The main driver of this year’s outlook is the anticipated development of El Niño this summer, according to NOAA.

El Niño, referring to a periodic warming in sea surface temperatures across the central and east-central Equatorial Pacific, causes stronger wind shear, which reduces the number and intensity of tropical storms and hurricanes, NOAA says. El Niño can also strengthen the trade winds and increase the atmospheric stability across the tropical Atlantic, making it more difficult for cloud systems coming off of Africa to intensify into tropical storms.

“Thanks to the environmental intelligence from NOAA’s network of earth observations, our scientists and meteorologists can provide life-saving products like our new storm surge threat map and our hurricane forecasts,” said Kathryn Sullivan, Ph.D., NOAA administrator. “And even though we expect El Niño to suppress the number of storms this season, it’s important to remember it takes only one land falling storm to cause a disaster.”

Of note, this year NOAA is rolling out new tools at the National Hurricane Center, including an experimental mapping tool that will be used to show communities their storm surge flood threat, as well as additional testing of NOAA’s Hurricane Weather Research and Forecasting model (HWRF), which this year shows a 10 percent improvement in the model compared to last year.

NOAA warns that the seasonal hurricane outlook is not a hurricane landfall forecast, as it does not predict how many storms will hit land or where a storm will strike.

“It only takes one hurricane or tropical storm making landfall to have disastrous impacts on our communities,” said Joe Nimmich, FEMA associate administrator for Response and Recovery. “Just last month, Pensacola, Florida saw five inches of rain in 45 minutes – without a tropical storm or hurricane. We need you to be ready.”

NOAA adds that the outlook for the Eastern Pacific basin is for a near-normal or above-normal hurricane season, and the Central Pacific basin is also expected to have a near-normal or above-normal season.

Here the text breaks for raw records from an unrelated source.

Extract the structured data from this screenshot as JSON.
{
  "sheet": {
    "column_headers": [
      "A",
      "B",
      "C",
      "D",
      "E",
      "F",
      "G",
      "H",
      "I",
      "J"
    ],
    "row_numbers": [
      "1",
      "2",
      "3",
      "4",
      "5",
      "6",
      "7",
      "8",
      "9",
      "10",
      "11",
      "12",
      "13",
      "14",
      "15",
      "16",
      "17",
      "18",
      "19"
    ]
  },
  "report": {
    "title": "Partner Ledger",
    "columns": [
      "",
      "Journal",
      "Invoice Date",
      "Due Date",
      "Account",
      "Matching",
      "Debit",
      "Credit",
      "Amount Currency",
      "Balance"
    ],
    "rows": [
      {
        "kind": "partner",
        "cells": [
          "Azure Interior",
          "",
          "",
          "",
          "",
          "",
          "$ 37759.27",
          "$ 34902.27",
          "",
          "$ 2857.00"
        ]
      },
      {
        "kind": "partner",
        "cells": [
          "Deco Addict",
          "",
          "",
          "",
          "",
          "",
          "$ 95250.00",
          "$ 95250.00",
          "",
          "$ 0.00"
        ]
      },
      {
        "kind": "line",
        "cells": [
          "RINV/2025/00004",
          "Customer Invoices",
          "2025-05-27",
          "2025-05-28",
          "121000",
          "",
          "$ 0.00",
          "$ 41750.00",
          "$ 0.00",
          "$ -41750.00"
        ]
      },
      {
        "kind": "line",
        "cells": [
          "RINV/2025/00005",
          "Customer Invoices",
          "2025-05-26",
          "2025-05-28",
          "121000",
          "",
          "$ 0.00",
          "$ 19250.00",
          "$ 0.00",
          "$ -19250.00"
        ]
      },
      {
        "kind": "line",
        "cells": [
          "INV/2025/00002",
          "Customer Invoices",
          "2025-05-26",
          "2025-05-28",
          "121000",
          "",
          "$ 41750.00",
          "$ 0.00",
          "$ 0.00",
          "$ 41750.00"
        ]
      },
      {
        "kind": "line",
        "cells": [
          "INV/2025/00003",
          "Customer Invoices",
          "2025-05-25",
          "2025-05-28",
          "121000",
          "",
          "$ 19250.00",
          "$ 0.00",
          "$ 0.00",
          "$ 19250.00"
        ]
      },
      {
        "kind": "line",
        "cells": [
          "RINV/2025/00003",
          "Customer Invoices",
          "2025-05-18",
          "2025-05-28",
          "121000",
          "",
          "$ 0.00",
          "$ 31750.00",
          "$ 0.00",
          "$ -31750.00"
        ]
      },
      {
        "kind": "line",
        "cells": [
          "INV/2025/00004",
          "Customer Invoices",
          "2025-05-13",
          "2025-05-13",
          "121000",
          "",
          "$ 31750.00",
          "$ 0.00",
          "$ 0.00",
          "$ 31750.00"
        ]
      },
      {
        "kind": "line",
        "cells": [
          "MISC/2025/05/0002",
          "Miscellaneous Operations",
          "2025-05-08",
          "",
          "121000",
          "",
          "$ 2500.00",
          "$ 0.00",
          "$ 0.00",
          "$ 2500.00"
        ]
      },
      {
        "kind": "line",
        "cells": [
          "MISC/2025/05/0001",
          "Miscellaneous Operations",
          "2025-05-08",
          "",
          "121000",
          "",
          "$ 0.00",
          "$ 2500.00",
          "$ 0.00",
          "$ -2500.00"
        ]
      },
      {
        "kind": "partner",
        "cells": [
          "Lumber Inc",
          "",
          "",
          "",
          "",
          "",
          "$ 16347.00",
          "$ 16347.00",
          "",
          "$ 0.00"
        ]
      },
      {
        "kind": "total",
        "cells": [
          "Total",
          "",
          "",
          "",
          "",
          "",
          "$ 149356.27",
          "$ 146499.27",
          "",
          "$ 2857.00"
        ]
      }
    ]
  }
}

NOAA will issue an updated outlook for the Atlantic hurricane season in early August, just prior to the historical peak of the season.